ASSIGNED TASK: Throughout the listing that follows, find each line with the word "title" and copy it.
◆ ◆ ◆
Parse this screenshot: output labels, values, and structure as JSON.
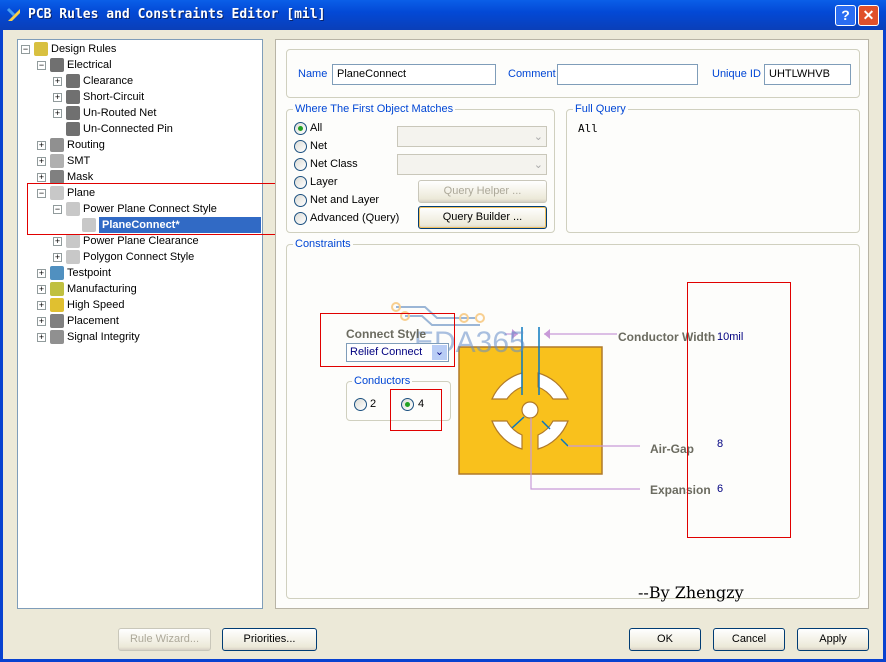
{
  "window": {
    "title": "PCB Rules and Constraints Editor [mil]",
    "help": "?",
    "close": "✕"
  },
  "tree": [
    {
      "label": "Design Rules",
      "level": 0,
      "exp": "−",
      "icon": "design-rules-icon"
    },
    {
      "label": "Electrical",
      "level": 1,
      "exp": "−",
      "icon": "electrical-icon"
    },
    {
      "label": "Clearance",
      "level": 2,
      "exp": "+",
      "icon": "electrical-icon"
    },
    {
      "label": "Short-Circuit",
      "level": 2,
      "exp": "+",
      "icon": "electrical-icon"
    },
    {
      "label": "Un-Routed Net",
      "level": 2,
      "exp": "+",
      "icon": "electrical-icon"
    },
    {
      "label": "Un-Connected Pin",
      "level": 2,
      "exp": "",
      "icon": "electrical-icon"
    },
    {
      "label": "Routing",
      "level": 1,
      "exp": "+",
      "icon": "routing-icon"
    },
    {
      "label": "SMT",
      "level": 1,
      "exp": "+",
      "icon": "smt-icon"
    },
    {
      "label": "Mask",
      "level": 1,
      "exp": "+",
      "icon": "mask-icon"
    },
    {
      "label": "Plane",
      "level": 1,
      "exp": "−",
      "icon": "plane-icon"
    },
    {
      "label": "Power Plane Connect Style",
      "level": 2,
      "exp": "−",
      "icon": "plane-icon"
    },
    {
      "label": "PlaneConnect*",
      "level": 3,
      "exp": "",
      "icon": "plane-icon",
      "selected": true
    },
    {
      "label": "Power Plane Clearance",
      "level": 2,
      "exp": "+",
      "icon": "plane-icon"
    },
    {
      "label": "Polygon Connect Style",
      "level": 2,
      "exp": "+",
      "icon": "plane-icon"
    },
    {
      "label": "Testpoint",
      "level": 1,
      "exp": "+",
      "icon": "testpoint-icon"
    },
    {
      "label": "Manufacturing",
      "level": 1,
      "exp": "+",
      "icon": "manufacturing-icon"
    },
    {
      "label": "High Speed",
      "level": 1,
      "exp": "+",
      "icon": "high-speed-icon"
    },
    {
      "label": "Placement",
      "level": 1,
      "exp": "+",
      "icon": "placement-icon"
    },
    {
      "label": "Signal Integrity",
      "level": 1,
      "exp": "+",
      "icon": "signal-integrity-icon"
    }
  ],
  "rule": {
    "name_label": "Name",
    "name": "PlaneConnect",
    "comment_label": "Comment",
    "comment": "",
    "uid_label": "Unique ID",
    "uid": "UHTLWHVB"
  },
  "match": {
    "title": "Where The First Object Matches",
    "options": [
      "All",
      "Net",
      "Net Class",
      "Layer",
      "Net and Layer",
      "Advanced (Query)"
    ],
    "selected": 0,
    "query_helper": "Query Helper ...",
    "query_builder": "Query Builder ..."
  },
  "full_query": {
    "title": "Full Query",
    "text": "All"
  },
  "constraints": {
    "title": "Constraints",
    "connect_style_label": "Connect Style",
    "connect_style": "Relief Connect",
    "conductors_label": "Conductors",
    "conductor_options": [
      "2",
      "4"
    ],
    "conductors_selected": 1,
    "conductor_width_label": "Conductor Width",
    "conductor_width": "10mil",
    "air_gap_label": "Air-Gap",
    "air_gap": "8",
    "expansion_label": "Expansion",
    "expansion": "6",
    "watermark": "EDA365",
    "signature": "--By Zhengzy",
    "pad_color": "#f9c11c"
  },
  "buttons": {
    "rule_wizard": "Rule Wizard...",
    "priorities": "Priorities...",
    "ok": "OK",
    "cancel": "Cancel",
    "apply": "Apply"
  }
}
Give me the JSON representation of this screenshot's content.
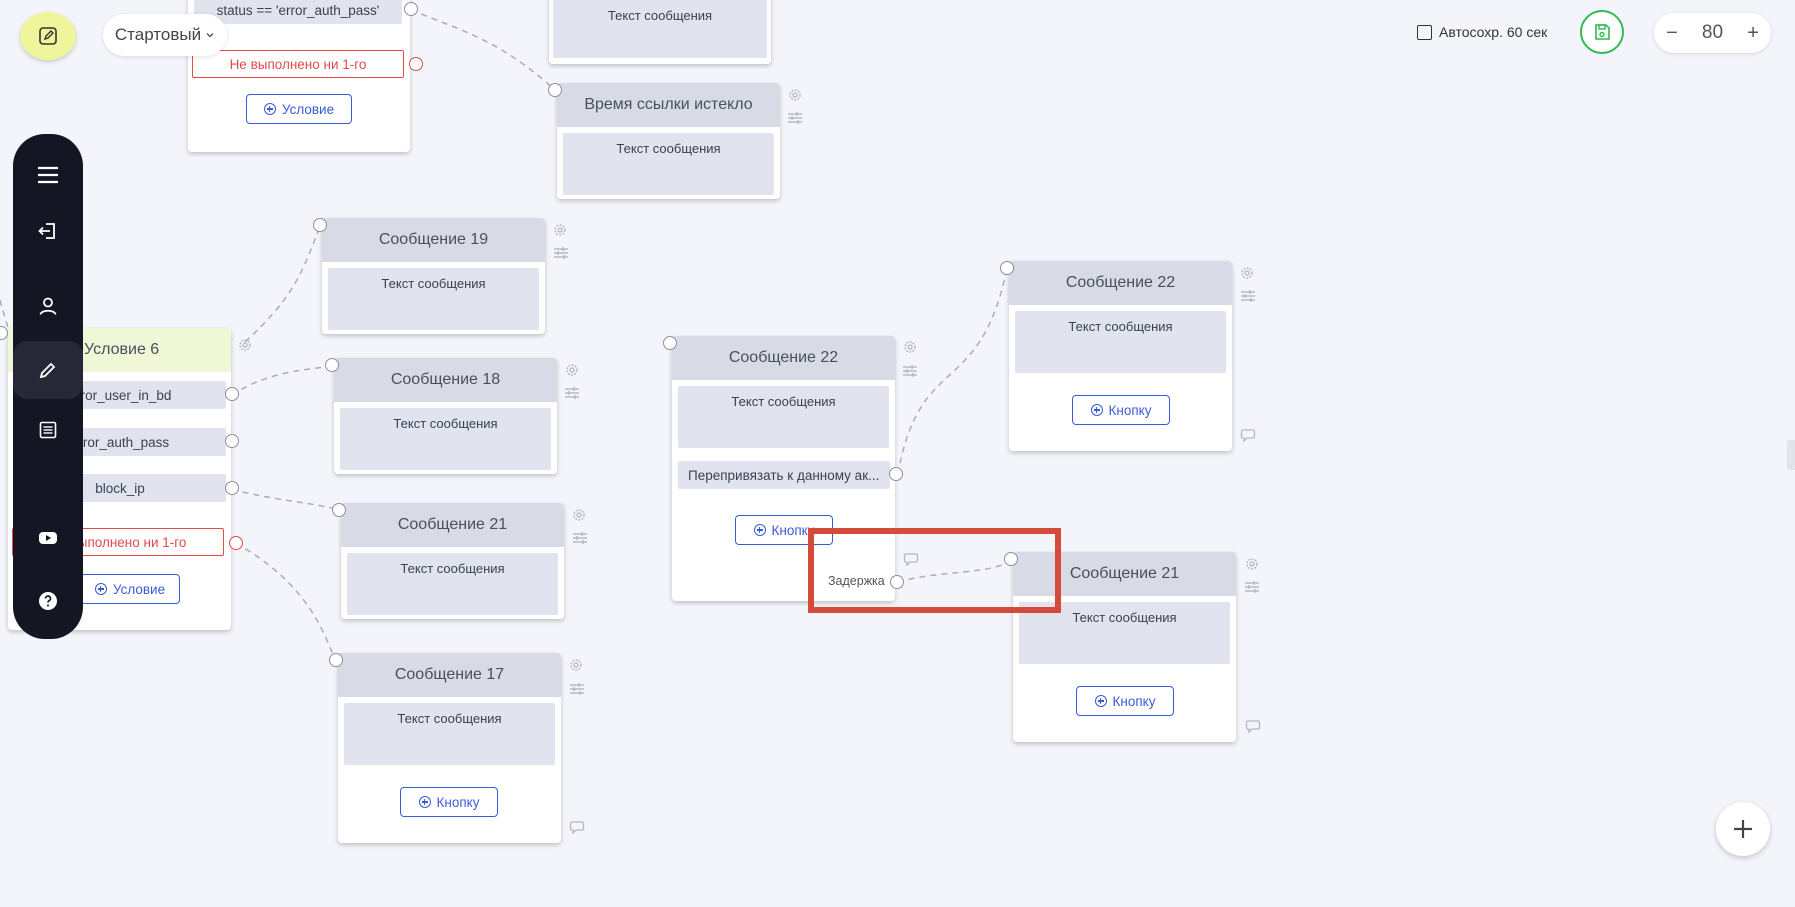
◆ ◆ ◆
RESULT:
    "title": "PCB Rules and Constraints Editor [mil]",
    "title": "Where The First Object Matches",
    "title": "Full Query",
    "title": "Constraints",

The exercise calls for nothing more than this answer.